- Opening Delimiter -

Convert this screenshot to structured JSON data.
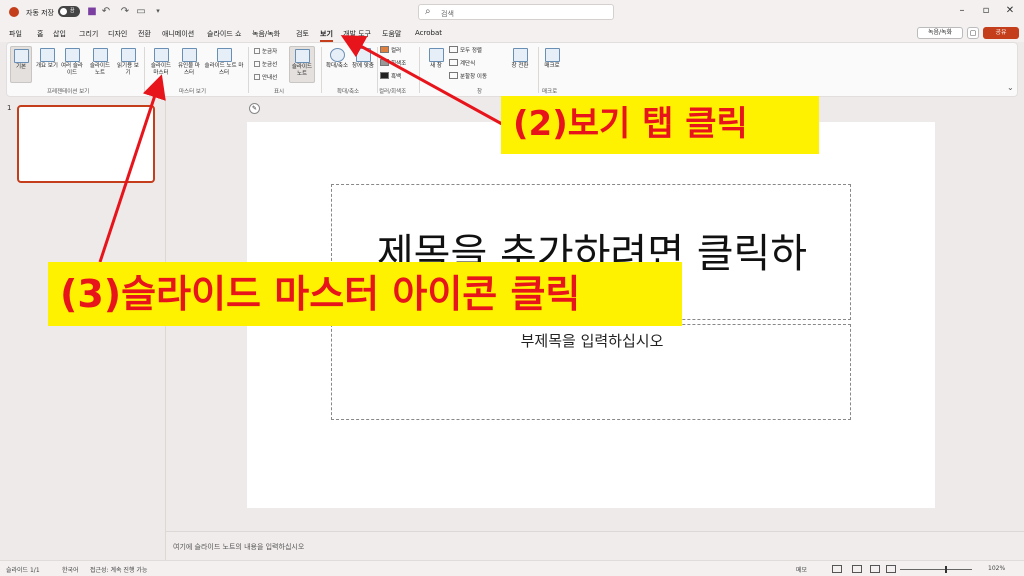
{
  "titlebar": {
    "autosave_label": "자동 저장",
    "autosave_state": "끔",
    "search_placeholder": "검색",
    "qat_icons": [
      "save-icon",
      "undo-icon",
      "redo-icon",
      "presentation-icon",
      "customize-icon"
    ],
    "window_icons": [
      "minimize-icon",
      "restore-icon",
      "close-icon"
    ]
  },
  "tabs": {
    "items": [
      "파일",
      "홈",
      "삽입",
      "그리기",
      "디자인",
      "전환",
      "애니메이션",
      "슬라이드 쇼",
      "녹음/녹화",
      "검토",
      "보기",
      "개발 도구",
      "도움말",
      "Acrobat"
    ],
    "active": "보기",
    "record_label": "녹음/녹화",
    "share_label": "공유"
  },
  "ribbon": {
    "presentation_views": [
      "기본",
      "개요 보기",
      "여러 슬라이드",
      "슬라이드 노트",
      "읽기용 보기"
    ],
    "presentation_views_label": "프레젠테이션 보기",
    "master_views": [
      "슬라이드 마스터",
      "유인물 마스터",
      "슬라이드 노트 마스터"
    ],
    "master_views_label": "마스터 보기",
    "show_checks": [
      "눈금자",
      "눈금선",
      "안내선"
    ],
    "notes_button": "슬라이드 노트",
    "show_label": "표시",
    "zoom_buttons": [
      "확대/축소",
      "창에 맞춤"
    ],
    "zoom_label": "확대/축소",
    "color_options": [
      "컬러",
      "회색조",
      "흑백"
    ],
    "color_label": "컬러/회색조",
    "window_new": "새 창",
    "window_items": [
      "모두 정렬",
      "계단식",
      "분할창 이동"
    ],
    "switch_window": "창 전환",
    "window_label": "창",
    "macro": "매크로",
    "macro_label": "매크로"
  },
  "pane": {
    "slide_number": "1"
  },
  "slide": {
    "title_placeholder": "제목을 추가하려면 클릭하",
    "subtitle_placeholder": "부제목을 입력하십시오"
  },
  "notes": {
    "placeholder": "여기에 슬라이드 노트의 내용을 입력하십시오"
  },
  "status": {
    "slide_count": "슬라이드 1/1",
    "language": "한국어",
    "accessibility": "접근성: 계속 진행 가능",
    "notes_label": "메모",
    "zoom": "102%"
  },
  "annotations": {
    "step2": "(2)보기 탭 클릭",
    "step3": "(3)슬라이드 마스터 아이콘 클릭",
    "highlight_color": "#fff200",
    "text_color": "#e8141b"
  }
}
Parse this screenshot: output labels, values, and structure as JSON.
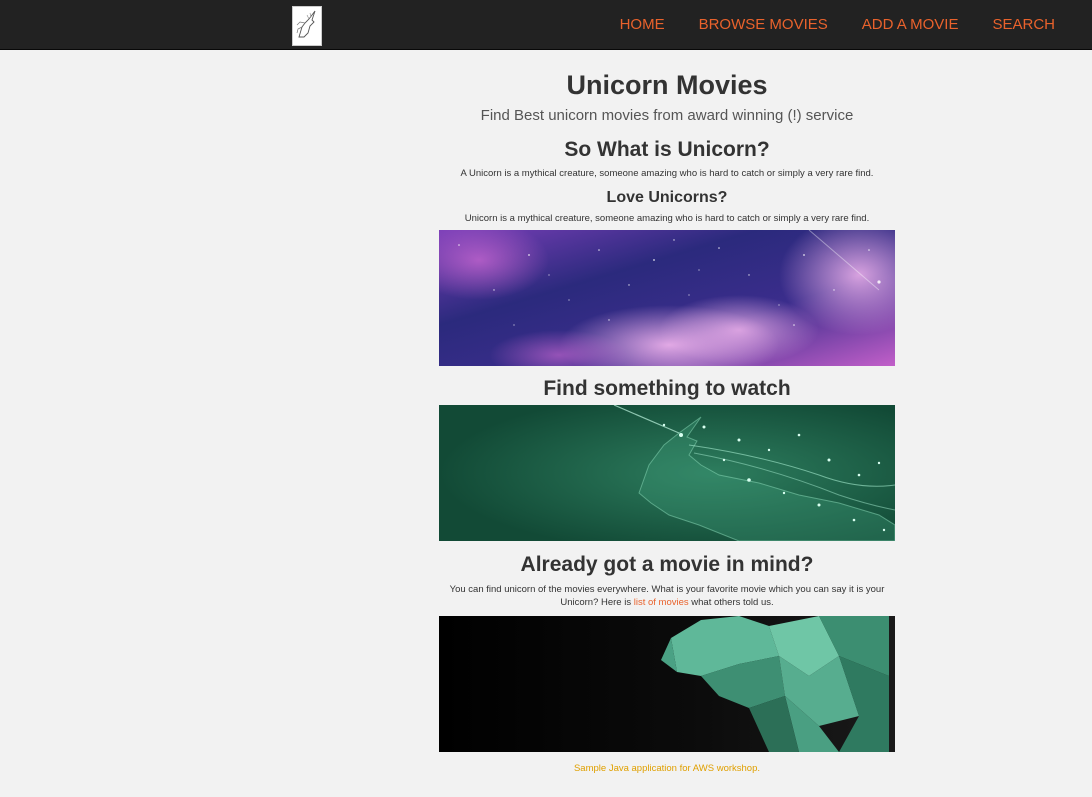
{
  "navbar": {
    "logo_icon": "unicorn-logo-icon",
    "links": [
      "HOME",
      "BROWSE MOVIES",
      "ADD A MOVIE",
      "SEARCH"
    ]
  },
  "hero": {
    "title": "Unicorn Movies",
    "subtitle": "Find Best unicorn movies from award winning (!) service"
  },
  "section_what": {
    "heading": "So What is Unicorn?",
    "text": "A Unicorn is a mythical creature, someone amazing who is hard to catch or simply a very rare find."
  },
  "section_love": {
    "heading": "Love Unicorns?",
    "text": "Unicorn is a mythical creature, someone amazing who is hard to catch or simply a very rare find."
  },
  "section_find": {
    "heading": "Find something to watch"
  },
  "section_mind": {
    "heading": "Already got a movie in mind?",
    "text_before": "You can find unicorn of the movies everywhere. What is your favorite movie which you can say it is your Unicorn? Here is ",
    "link_text": "list of movies",
    "text_after": " what others told us."
  },
  "footer": {
    "text": "Sample Java application for AWS workshop."
  },
  "colors": {
    "accent": "#e9622c",
    "navbar_bg": "#222222",
    "page_bg": "#f2f2f2",
    "footer_text": "#e0a000"
  },
  "images": {
    "banner1": "galaxy-banner-image",
    "banner2": "glowing-unicorn-banner-image",
    "banner3": "paper-unicorn-banner-image"
  }
}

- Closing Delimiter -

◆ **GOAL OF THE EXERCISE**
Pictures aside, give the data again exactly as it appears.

◆ **RESULT FOR THIS EXERCISE**
Convert this screenshot to structured JSON data.
{
  "titlebar": {
    "autosave_label": "자동 저장",
    "autosave_state": "끔",
    "search_placeholder": "검색",
    "qat_icons": [
      "save-icon",
      "undo-icon",
      "redo-icon",
      "presentation-icon",
      "customize-icon"
    ],
    "window_icons": [
      "minimize-icon",
      "restore-icon",
      "close-icon"
    ]
  },
  "tabs": {
    "items": [
      "파일",
      "홈",
      "삽입",
      "그리기",
      "디자인",
      "전환",
      "애니메이션",
      "슬라이드 쇼",
      "녹음/녹화",
      "검토",
      "보기",
      "개발 도구",
      "도움말",
      "Acrobat"
    ],
    "active": "보기",
    "record_label": "녹음/녹화",
    "share_label": "공유"
  },
  "ribbon": {
    "presentation_views": [
      "기본",
      "개요 보기",
      "여러 슬라이드",
      "슬라이드 노트",
      "읽기용 보기"
    ],
    "presentation_views_label": "프레젠테이션 보기",
    "master_views": [
      "슬라이드 마스터",
      "유인물 마스터",
      "슬라이드 노트 마스터"
    ],
    "master_views_label": "마스터 보기",
    "show_checks": [
      "눈금자",
      "눈금선",
      "안내선"
    ],
    "notes_button": "슬라이드 노트",
    "show_label": "표시",
    "zoom_buttons": [
      "확대/축소",
      "창에 맞춤"
    ],
    "zoom_label": "확대/축소",
    "color_options": [
      "컬러",
      "회색조",
      "흑백"
    ],
    "color_label": "컬러/회색조",
    "window_new": "새 창",
    "window_items": [
      "모두 정렬",
      "계단식",
      "분할창 이동"
    ],
    "switch_window": "창 전환",
    "window_label": "창",
    "macro": "매크로",
    "macro_label": "매크로"
  },
  "pane": {
    "slide_number": "1"
  },
  "slide": {
    "title_placeholder": "제목을 추가하려면 클릭하",
    "subtitle_placeholder": "부제목을 입력하십시오"
  },
  "notes": {
    "placeholder": "여기에 슬라이드 노트의 내용을 입력하십시오"
  },
  "status": {
    "slide_count": "슬라이드 1/1",
    "language": "한국어",
    "accessibility": "접근성: 계속 진행 가능",
    "notes_label": "메모",
    "zoom": "102%"
  },
  "annotations": {
    "step2": "(2)보기 탭 클릭",
    "step3": "(3)슬라이드 마스터 아이콘 클릭",
    "highlight_color": "#fff200",
    "text_color": "#e8141b"
  }
}
Parse this screenshot: output labels, values, and structure as JSON.
{
  "navbar": {
    "logo_icon": "unicorn-logo-icon",
    "links": [
      "HOME",
      "BROWSE MOVIES",
      "ADD A MOVIE",
      "SEARCH"
    ]
  },
  "hero": {
    "title": "Unicorn Movies",
    "subtitle": "Find Best unicorn movies from award winning (!) service"
  },
  "section_what": {
    "heading": "So What is Unicorn?",
    "text": "A Unicorn is a mythical creature, someone amazing who is hard to catch or simply a very rare find."
  },
  "section_love": {
    "heading": "Love Unicorns?",
    "text": "Unicorn is a mythical creature, someone amazing who is hard to catch or simply a very rare find."
  },
  "section_find": {
    "heading": "Find something to watch"
  },
  "section_mind": {
    "heading": "Already got a movie in mind?",
    "text_before": "You can find unicorn of the movies everywhere. What is your favorite movie which you can say it is your Unicorn? Here is ",
    "link_text": "list of movies",
    "text_after": " what others told us."
  },
  "footer": {
    "text": "Sample Java application for AWS workshop."
  },
  "colors": {
    "accent": "#e9622c",
    "navbar_bg": "#222222",
    "page_bg": "#f2f2f2",
    "footer_text": "#e0a000"
  },
  "images": {
    "banner1": "galaxy-banner-image",
    "banner2": "glowing-unicorn-banner-image",
    "banner3": "paper-unicorn-banner-image"
  }
}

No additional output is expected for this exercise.